Institute a state takeover of PG&E

Tyson Slocum, energy program director for the public advocacy group Public Citizen, said he believes the best ownership model would be “to have the state declare an emergency, condemn PG&E’s assets and have the state create a new agency to manage and own PG&E’s assets.”

While acknowledging his plan “sounds sort of radical,” Slocum said PG&E’s public safety power shutoffs in October created “a pretty unsustainable situation.”

A state-run utility isn’t guaranteed to be better managed than the current PG&E, which is investor-owned, Slocum said. But a state-run utility would not be obligated to provide a financial return to investors and could instead focus deeply on maintaining and upgrading its infrastructure and providing reliable service, Slocum said.Slocum is not alone in advocating a public takeover of PG&E.

Mindy Spatt, a spokeswoman for The Utility Reform Network, also known as TURN, said since PG&E is so poorly managed and in such bad shape, it should be either broken up into smaller companies or taken over by another entity.

But state officials haven’t gone that far — yet, at least.

While hinting at a takeover, Newsom has said he wants tighter regulation of the utility and greater accountability for company executives and managers.

“I want to see the CPUC launch a total reform of power shutoff rules and regulations,” Newsom said. “Utilities must be held accountable and be aggressively penalized for their over-reliance on (public safety power shutoffs) and the product of this investigation must be new rules and regulations to do that.”

Place outside experts on PG&E’s board of directors

Rather than an all-out takeover, PG&E could benefit from having outside operations and safety experts embedded in its management, said Weissman, the UC Berkeley School of Law lecturer.

“You normally don’t have that level of micromanagement.
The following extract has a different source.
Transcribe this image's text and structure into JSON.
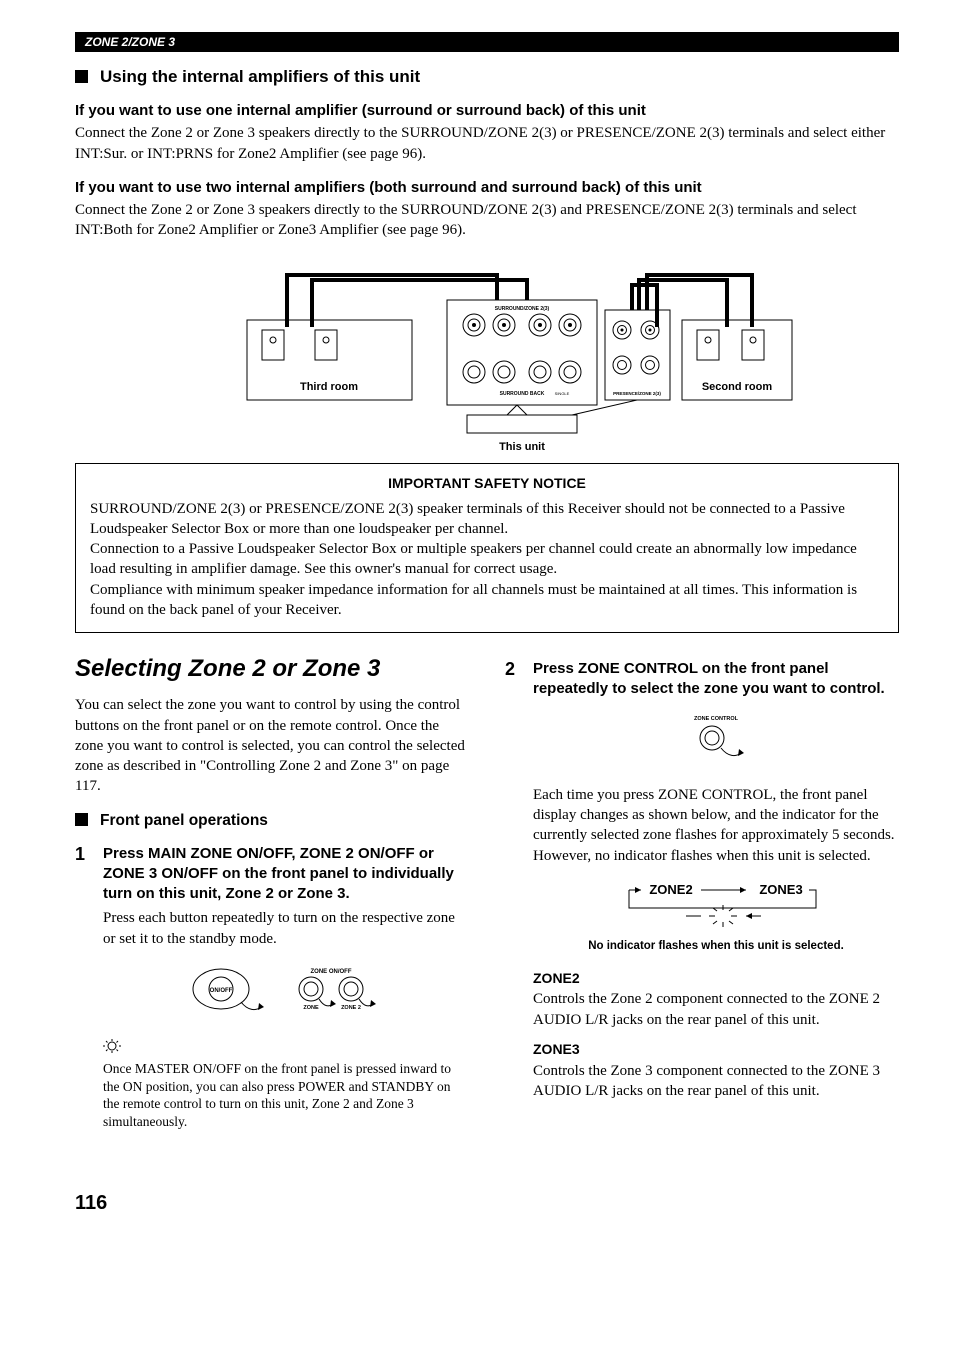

But in this case where they are having trouble getting their sea legs, it might be necessary,” Weissman said.

Compel major upgrades to PG&E’s grid

One proposal is getting a lot of attention: replacing “bare” transmission lines with ones that have special coatings or burying power lines underground. Both methods are designed to make power lines less likely to cause wildfires.

Those upgrades come with a cost.

PG&E has estimated a price tag of as much as $3 million per mile to lay underground power distribution lines. That’s nearly triple the $800,000-per-mile cost of typical overhead power lines. Whatever the choice, customers would shoulder the bill.

California has 25,526 miles of higher voltage transmission lines, and 239,557 miles of distribution lines, two-thirds of which are overhead, according to CPUC. Less than 100 miles per year are moved underground, meaning it would take more than 1,000 years to bury all the lines at the current rate, according to reporting by the USA TODAY Network-California.

Another potential measure includes sectioning off areas of the existing oversized grid into smaller portions, so power shutoffs can be targeted precisely to problem areas and fewer PG&E customers would be inconvenienced during any one event.

As the cost of solar power and battery storage declines, some communities also are considering setting up their own backup generating facilities using solar arrays and battery storage. In a recent opinion piece, Weissman wrote that using so-called “microgrids” can supply power and battery storage “to interconnected customers even when the traditional grid is out of service.”

However, as in the case of municipal utilities that serve only specific geographies, creating energy generation and storage microgrids also raises the issue of economic access — whether neighborhoods with limited funds could afford the services or if they’d be left out, Weissman said.

There’s also talk of replacing wooden poles that now hold power lines with ones that are made of metal or concrete, as has been done in some cities that face hurricanes.

Other potential changes include more thoroughly trimming back trees and underbrush that could threaten power lines or adding surveillance cameras in wildfire-prone areas as a way to spot trouble earlier.

“I think over time, they’ll make refinements to the process, which hopefully will make it somewhat less disruptive over the longer term while they invest in their system to make it more resilient against wildfires,” said Smyth, the Fitch Ratings analyst.